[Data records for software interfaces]
==========
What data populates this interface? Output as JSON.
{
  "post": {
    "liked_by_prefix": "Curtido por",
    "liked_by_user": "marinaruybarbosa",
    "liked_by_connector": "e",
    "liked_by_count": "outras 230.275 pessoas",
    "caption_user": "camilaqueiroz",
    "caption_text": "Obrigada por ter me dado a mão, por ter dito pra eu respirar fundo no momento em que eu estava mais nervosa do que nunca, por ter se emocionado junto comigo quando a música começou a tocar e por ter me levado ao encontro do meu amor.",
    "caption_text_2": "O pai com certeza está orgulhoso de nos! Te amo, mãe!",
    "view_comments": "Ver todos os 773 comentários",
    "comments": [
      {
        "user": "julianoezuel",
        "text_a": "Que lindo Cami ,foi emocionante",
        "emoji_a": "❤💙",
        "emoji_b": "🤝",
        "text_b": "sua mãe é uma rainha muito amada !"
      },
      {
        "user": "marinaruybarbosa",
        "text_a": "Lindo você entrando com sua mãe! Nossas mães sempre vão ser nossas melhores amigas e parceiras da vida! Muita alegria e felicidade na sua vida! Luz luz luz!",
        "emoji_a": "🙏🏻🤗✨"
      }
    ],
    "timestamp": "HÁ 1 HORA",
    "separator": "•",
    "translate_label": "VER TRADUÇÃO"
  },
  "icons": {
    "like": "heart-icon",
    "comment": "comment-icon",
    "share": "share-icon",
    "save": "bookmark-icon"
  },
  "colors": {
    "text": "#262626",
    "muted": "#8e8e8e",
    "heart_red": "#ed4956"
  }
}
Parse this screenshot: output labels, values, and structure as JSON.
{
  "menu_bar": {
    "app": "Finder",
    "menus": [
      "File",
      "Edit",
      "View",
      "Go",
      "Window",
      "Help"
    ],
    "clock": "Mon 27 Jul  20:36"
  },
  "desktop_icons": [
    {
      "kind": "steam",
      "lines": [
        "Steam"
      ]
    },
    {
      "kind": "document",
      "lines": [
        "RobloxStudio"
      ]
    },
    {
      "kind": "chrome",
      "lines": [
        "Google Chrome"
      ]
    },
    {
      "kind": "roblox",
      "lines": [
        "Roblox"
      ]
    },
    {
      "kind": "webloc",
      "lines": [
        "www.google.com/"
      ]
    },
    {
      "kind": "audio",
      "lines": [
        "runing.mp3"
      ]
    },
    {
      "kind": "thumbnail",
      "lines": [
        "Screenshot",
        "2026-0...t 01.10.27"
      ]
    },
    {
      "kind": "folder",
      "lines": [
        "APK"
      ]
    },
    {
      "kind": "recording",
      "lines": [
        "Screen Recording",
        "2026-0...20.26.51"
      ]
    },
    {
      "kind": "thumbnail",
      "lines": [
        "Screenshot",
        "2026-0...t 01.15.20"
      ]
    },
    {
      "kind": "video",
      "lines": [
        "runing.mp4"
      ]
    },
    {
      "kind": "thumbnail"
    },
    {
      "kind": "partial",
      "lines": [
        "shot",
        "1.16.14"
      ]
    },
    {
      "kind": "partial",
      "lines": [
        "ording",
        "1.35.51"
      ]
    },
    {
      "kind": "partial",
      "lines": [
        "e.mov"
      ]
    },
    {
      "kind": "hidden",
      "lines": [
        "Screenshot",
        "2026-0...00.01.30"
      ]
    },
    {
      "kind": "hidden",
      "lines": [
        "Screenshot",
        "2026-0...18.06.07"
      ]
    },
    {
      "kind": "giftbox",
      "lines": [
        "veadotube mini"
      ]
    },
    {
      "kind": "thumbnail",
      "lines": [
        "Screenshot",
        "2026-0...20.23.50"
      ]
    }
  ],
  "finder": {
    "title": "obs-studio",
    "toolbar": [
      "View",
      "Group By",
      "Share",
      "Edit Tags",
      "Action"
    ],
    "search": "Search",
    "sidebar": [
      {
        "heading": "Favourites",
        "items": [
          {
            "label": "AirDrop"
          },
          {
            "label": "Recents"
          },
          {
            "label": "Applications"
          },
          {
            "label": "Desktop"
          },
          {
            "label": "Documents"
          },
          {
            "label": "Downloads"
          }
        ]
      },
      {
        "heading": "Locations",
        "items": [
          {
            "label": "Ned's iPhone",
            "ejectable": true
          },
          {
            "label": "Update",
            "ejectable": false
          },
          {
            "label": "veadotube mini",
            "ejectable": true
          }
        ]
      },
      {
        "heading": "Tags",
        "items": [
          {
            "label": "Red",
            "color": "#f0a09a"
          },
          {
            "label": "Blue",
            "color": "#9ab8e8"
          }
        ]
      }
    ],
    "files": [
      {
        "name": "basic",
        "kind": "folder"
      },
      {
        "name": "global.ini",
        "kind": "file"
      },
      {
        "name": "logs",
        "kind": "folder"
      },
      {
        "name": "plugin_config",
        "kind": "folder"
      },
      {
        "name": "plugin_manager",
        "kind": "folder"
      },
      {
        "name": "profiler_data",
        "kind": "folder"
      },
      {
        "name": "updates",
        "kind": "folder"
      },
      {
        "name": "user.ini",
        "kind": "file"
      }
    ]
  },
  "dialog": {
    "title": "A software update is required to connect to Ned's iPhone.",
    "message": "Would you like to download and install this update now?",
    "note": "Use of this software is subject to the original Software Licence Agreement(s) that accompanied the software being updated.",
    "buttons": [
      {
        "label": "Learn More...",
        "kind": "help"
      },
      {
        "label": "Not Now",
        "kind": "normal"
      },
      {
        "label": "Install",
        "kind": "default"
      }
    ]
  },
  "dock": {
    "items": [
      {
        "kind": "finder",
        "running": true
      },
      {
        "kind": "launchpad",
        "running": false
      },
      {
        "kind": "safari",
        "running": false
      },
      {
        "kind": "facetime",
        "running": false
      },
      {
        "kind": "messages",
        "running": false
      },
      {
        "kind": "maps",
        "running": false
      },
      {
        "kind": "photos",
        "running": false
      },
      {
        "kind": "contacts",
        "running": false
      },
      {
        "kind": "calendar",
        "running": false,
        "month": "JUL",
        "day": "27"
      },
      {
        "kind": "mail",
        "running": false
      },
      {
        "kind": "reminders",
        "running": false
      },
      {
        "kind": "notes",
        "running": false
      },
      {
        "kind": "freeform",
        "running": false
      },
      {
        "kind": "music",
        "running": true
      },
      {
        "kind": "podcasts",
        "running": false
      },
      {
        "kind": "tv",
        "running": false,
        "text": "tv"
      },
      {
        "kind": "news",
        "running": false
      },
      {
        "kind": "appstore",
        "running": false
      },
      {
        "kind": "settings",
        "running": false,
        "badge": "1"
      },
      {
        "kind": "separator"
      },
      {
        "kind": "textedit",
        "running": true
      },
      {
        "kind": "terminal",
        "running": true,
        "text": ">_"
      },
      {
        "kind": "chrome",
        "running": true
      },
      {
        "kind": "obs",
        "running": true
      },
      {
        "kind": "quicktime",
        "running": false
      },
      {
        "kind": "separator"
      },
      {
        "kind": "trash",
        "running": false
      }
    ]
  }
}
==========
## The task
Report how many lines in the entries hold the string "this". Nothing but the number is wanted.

## Solved exercise
4